Source data —
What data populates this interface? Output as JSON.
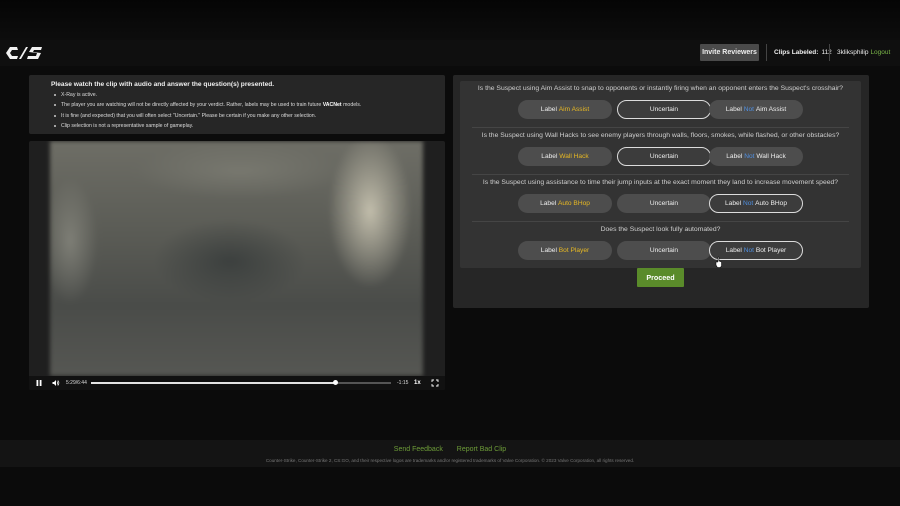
{
  "header": {
    "invite_label": "Invite Reviewers",
    "clips_label": "Clips Labeled:",
    "clips_count": "112",
    "username": "3kliksphilip",
    "logout_label": "Logout"
  },
  "instructions": {
    "heading": "Please watch the clip with audio and answer the question(s) presented.",
    "items": [
      "X-Ray is active.",
      "The player you are watching will not be directly affected by your verdict. Rather, labels may be used to train future ",
      "It is fine (and expected) that you will often select \"Uncertain.\" Please be certain if you make any other selection.",
      "Clip selection is not a representative sample of gameplay."
    ],
    "item2_bold": "VACNet",
    "item2_tail": " models."
  },
  "player": {
    "time": "5:29/6:44",
    "remaining": "-1:15",
    "speed": "1x",
    "progress": 0.815
  },
  "questions": [
    {
      "text": "Is the Suspect using Aim Assist to snap to opponents or instantly firing when an opponent enters the Suspect's crosshair?",
      "label_prefix": "Label ",
      "feature": "Aim Assist",
      "uncertain": "Uncertain",
      "not_word": "Not",
      "selected": "uncertain"
    },
    {
      "text": "Is the Suspect using Wall Hacks to see enemy players through walls, floors, smokes, while flashed, or other obstacles?",
      "label_prefix": "Label ",
      "feature": "Wall Hack",
      "uncertain": "Uncertain",
      "not_word": "Not",
      "selected": "uncertain"
    },
    {
      "text": "Is the Suspect using assistance to time their jump inputs at the exact moment they land to increase movement speed?",
      "label_prefix": "Label ",
      "feature": "Auto BHop",
      "uncertain": "Uncertain",
      "not_word": "Not",
      "selected": "not"
    },
    {
      "text": "Does the Suspect look fully automated?",
      "label_prefix": "Label ",
      "feature": "Bot Player",
      "uncertain": "Uncertain",
      "not_word": "Not",
      "selected": "not"
    }
  ],
  "proceed_label": "Proceed",
  "footer": {
    "send_feedback": "Send Feedback",
    "report_bad_clip": "Report Bad Clip",
    "copyright": "Counter-Strike, Counter-Strike 2, CS:GO, and their respective logos are trademarks and/or registered trademarks of Valve Corporation. © 2023 Valve Corporation, all rights reserved."
  },
  "colors": {
    "accent_green": "#5a8b2a",
    "label_yellow": "#e8b923",
    "label_blue": "#4f8fe0"
  },
  "icons": {
    "logo": "cs2-logo",
    "pause": "pause-icon",
    "volume": "volume-icon",
    "fullscreen": "fullscreen-icon",
    "cursor": "mouse-pointer-icon"
  }
}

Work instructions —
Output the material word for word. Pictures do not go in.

The completed task —
What data populates this interface? Output as JSON.
{
  "header": {
    "invite_label": "Invite Reviewers",
    "clips_label": "Clips Labeled:",
    "clips_count": "112",
    "username": "3kliksphilip",
    "logout_label": "Logout"
  },
  "instructions": {
    "heading": "Please watch the clip with audio and answer the question(s) presented.",
    "items": [
      "X-Ray is active.",
      "The player you are watching will not be directly affected by your verdict. Rather, labels may be used to train future ",
      "It is fine (and expected) that you will often select \"Uncertain.\" Please be certain if you make any other selection.",
      "Clip selection is not a representative sample of gameplay."
    ],
    "item2_bold": "VACNet",
    "item2_tail": " models."
  },
  "player": {
    "time": "5:29/6:44",
    "remaining": "-1:15",
    "speed": "1x",
    "progress": 0.815
  },
  "questions": [
    {
      "text": "Is the Suspect using Aim Assist to snap to opponents or instantly firing when an opponent enters the Suspect's crosshair?",
      "label_prefix": "Label ",
      "feature": "Aim Assist",
      "uncertain": "Uncertain",
      "not_word": "Not",
      "selected": "uncertain"
    },
    {
      "text": "Is the Suspect using Wall Hacks to see enemy players through walls, floors, smokes, while flashed, or other obstacles?",
      "label_prefix": "Label ",
      "feature": "Wall Hack",
      "uncertain": "Uncertain",
      "not_word": "Not",
      "selected": "uncertain"
    },
    {
      "text": "Is the Suspect using assistance to time their jump inputs at the exact moment they land to increase movement speed?",
      "label_prefix": "Label ",
      "feature": "Auto BHop",
      "uncertain": "Uncertain",
      "not_word": "Not",
      "selected": "not"
    },
    {
      "text": "Does the Suspect look fully automated?",
      "label_prefix": "Label ",
      "feature": "Bot Player",
      "uncertain": "Uncertain",
      "not_word": "Not",
      "selected": "not"
    }
  ],
  "proceed_label": "Proceed",
  "footer": {
    "send_feedback": "Send Feedback",
    "report_bad_clip": "Report Bad Clip",
    "copyright": "Counter-Strike, Counter-Strike 2, CS:GO, and their respective logos are trademarks and/or registered trademarks of Valve Corporation. © 2023 Valve Corporation, all rights reserved."
  },
  "colors": {
    "accent_green": "#5a8b2a",
    "label_yellow": "#e8b923",
    "label_blue": "#4f8fe0"
  },
  "icons": {
    "logo": "cs2-logo",
    "pause": "pause-icon",
    "volume": "volume-icon",
    "fullscreen": "fullscreen-icon",
    "cursor": "mouse-pointer-icon"
  }
}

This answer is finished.